If I take Kogon's words at face value, being a productive parent on any given day means I have to actually know what the goal is (which I don’t always) and to do something each day that reflects that I am moving toward it. Sometimes it just so easy to forget in the busy-ness of life, that our job is not to just exist as their caretakers, their laundry do-ers and grocery shoppers, but that there is bigger stuff at work. That we must always keep our eyes on the real prize, the real goal: that of raising men and women with empathy and curiosity. I’ve always despised how few handbooks there are on this. How you just have to love and feel your way through it. How you have to model and teach something that is nearly impossible to wrap your fingers around.

The day unfolds much as I expect. We are busy. We are seemingly in constant motion and the baby never even gets to nap. She eats lunch on a basketball court, the rest of us in our car. Dylan shows some questionable sportsmanship on the court and we go home and have a difficult conversation about what it means to be a teammate and friend. There is lots of crying and it feels like a complete waste that everyone has exhausted themselves and most of their afternoon doing something that he declares as officially the worst day ever. The hamper is still full. And there are fucking socks everywhere.

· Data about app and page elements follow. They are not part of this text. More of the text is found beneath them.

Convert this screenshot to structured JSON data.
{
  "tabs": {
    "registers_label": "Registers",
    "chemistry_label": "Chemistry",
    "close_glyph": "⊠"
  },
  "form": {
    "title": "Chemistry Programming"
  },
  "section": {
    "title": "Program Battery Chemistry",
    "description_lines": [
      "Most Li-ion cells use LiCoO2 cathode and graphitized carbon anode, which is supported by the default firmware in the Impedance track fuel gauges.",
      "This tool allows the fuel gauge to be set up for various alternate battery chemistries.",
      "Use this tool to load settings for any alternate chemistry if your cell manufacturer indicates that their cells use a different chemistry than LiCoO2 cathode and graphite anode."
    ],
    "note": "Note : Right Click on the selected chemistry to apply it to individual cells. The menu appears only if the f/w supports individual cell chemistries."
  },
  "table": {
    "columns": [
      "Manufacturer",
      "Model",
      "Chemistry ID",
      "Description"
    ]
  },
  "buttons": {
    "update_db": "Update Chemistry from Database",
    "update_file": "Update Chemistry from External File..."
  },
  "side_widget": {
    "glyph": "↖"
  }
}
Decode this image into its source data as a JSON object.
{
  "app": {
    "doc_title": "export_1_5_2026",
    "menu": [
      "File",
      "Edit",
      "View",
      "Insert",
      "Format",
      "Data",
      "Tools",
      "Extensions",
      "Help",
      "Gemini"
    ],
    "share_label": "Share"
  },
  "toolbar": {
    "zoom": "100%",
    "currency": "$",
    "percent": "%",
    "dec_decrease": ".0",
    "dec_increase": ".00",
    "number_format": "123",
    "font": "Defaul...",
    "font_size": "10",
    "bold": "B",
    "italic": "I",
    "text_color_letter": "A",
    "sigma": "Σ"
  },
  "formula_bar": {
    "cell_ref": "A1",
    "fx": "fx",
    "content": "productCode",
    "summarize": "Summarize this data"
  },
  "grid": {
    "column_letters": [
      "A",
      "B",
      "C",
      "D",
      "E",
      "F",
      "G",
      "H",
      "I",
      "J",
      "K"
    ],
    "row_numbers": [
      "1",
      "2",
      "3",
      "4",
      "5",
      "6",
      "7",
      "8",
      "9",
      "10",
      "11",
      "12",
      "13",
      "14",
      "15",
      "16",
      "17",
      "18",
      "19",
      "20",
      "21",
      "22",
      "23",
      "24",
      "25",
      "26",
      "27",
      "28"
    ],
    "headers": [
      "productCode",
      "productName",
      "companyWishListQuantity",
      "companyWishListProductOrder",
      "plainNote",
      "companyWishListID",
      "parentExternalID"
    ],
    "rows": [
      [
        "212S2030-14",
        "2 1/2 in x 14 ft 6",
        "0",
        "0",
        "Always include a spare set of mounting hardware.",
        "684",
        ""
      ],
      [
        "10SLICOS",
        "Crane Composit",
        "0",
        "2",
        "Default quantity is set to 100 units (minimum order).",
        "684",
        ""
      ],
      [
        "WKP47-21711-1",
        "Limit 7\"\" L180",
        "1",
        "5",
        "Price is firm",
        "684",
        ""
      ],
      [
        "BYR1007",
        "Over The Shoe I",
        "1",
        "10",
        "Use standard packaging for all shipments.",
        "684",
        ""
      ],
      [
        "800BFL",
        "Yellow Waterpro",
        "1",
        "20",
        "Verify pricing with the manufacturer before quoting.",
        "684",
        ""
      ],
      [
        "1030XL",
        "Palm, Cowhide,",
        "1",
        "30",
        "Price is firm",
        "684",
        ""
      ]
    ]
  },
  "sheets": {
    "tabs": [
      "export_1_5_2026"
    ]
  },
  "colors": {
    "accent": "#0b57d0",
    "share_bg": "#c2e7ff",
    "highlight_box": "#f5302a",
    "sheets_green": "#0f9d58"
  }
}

But we limp toward the finish line of bedtime. We get everyone bathed and mostly fed with something that mildly looks like dinner and involves at least one fruit, one vegetable, and many nitrates. Dylan reminds me of my early morning promise and of course, he’s right. So I walk away from the tower of dishes and we play a rousing game of NFL Game Day. In the end, my Dallas Cowboys narrowly defeat his Arizona Cardinals. He is gracious in defeat.

As he cleans up the game, I ask him what the best part of his day has been. There was two hours of Super Mario Brothers, two birthday parties, a cupcake and cake, one basketball game, and NFL playoffs on the television all day. Despite all of this, I am sure I already know his answer. Without hesitation, he smiles and replies, “this!” I can’t help but smile back. I kept my promise to him and I think he’ll remember that. He’s a good boy. I’m proud of that.  That feeling of pride in my chest flickers like a tiny reminder of what is really important, of what it is Phil and I are actually doing here.

There are socks and dishes everywhere, but he lets me kiss him on top of his head while he cleans up our game. I feel pretty productive.